The following are some important connections about eating disorders and anxiety:

  1. In the Majority of Cases, Anxiety Precedes an Eating Disorder: A control study from the Journal Acta Psychiatrica Scandinavica revealed that comorbid anxiety disorders were common in women with diagnosed anorexia nervosa (60%) and bulimia nervosa (57%). In 90% of women with anorexia nervosa, and 94% of women with bulimia nervosa, anxiety disorders preceded their eating disorder.
    Potential For Treatment Advances: If youth and teens showing signs of anxiety were to receive treatment for this condition earlier on, could it prevent it from turning into an eating disorder?
  2. Recovery from an Eating Disorder May not mean the End of Anxiety/Depression:If you have a dual diagnosis, it’s important that you receive treatment for this co-occurring disorder. It will be different than treatment you would receive for just one or the other. The more specialized the treatment, the more effective it is. It’s also important to note that recovery from an eating disorder doesn’t mean that symptoms of anxiety and/or depression will necessarily dissipate. Studies have found significantly elevated levels of anxiety and depression from those recovered for anorexia, meaning you might continue to seek treatment in the form of counseling, medication, or both.

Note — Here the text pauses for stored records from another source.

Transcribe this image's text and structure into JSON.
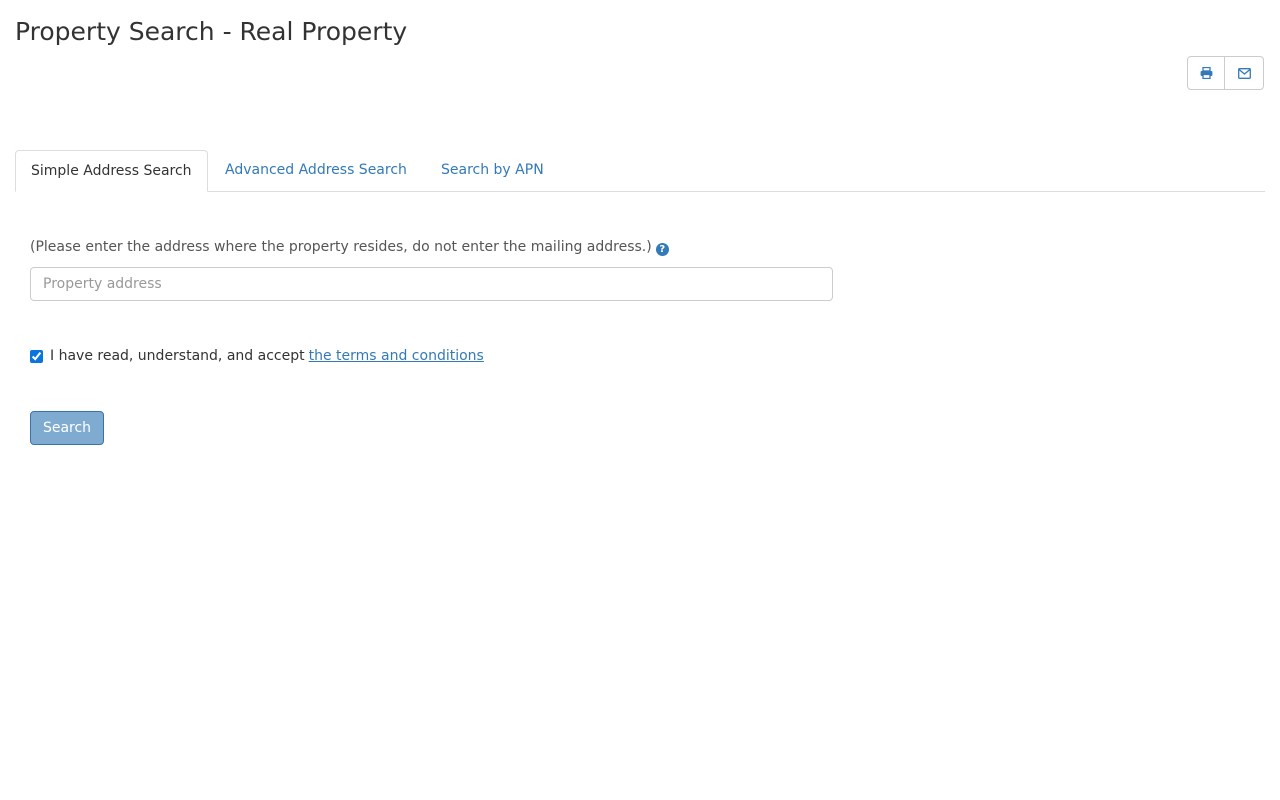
{
  "page": {
    "title": "Property Search - Real Property"
  },
  "actions": {
    "print_icon": "print-icon",
    "email_icon": "envelope-icon"
  },
  "tabs": [
    {
      "label": "Simple Address Search",
      "active": true
    },
    {
      "label": "Advanced Address Search",
      "active": false
    },
    {
      "label": "Search by APN",
      "active": false
    }
  ],
  "form": {
    "hint": "(Please enter the address where the property resides, do not enter the mailing address.)",
    "help_icon": "question-circle-icon",
    "help_glyph": "?",
    "address_placeholder": "Property address",
    "address_value": "",
    "terms_checked": true,
    "terms_text": "I have read, understand, and accept",
    "terms_link": "the terms and conditions",
    "search_label": "Search"
  },
  "colors": {
    "link": "#337ab7",
    "primary_disabled": "#7aa7cf",
    "text": "#333333",
    "border": "#dddddd"
  }
}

    Potential For Treatment Advances: If ongoing anxiety and depression isn’t treated after an individual recovers from an eating disorder, individuals may be more likely to utilize unhealthy eating or exercising as a coping mechanism.
  3. The Need for Control May Be Triggered by Anxiety: You’ve probably heard that many eating disorders are about an individual’s attempt to take back control. You may not have realized that this might be directly related to their anxiety. For someone struggling with severe anxiety, for instance, being able to control their food, weight, or exercise can give them a false sense of control, temporarily relieving symptoms experienced due to anxiety.
    Potential For Treatment Advances: If the treatment an individual receives for anxiety is enough to diminish their need for control, it could prevent the snowballing of the anxiety disorder into a full blown eating disorder.

National Eating Disorder Awareness Week is February 26-March 4th. If you or someone you know is struggling with food-related anxiety or stress, take an anonymous self-assessment at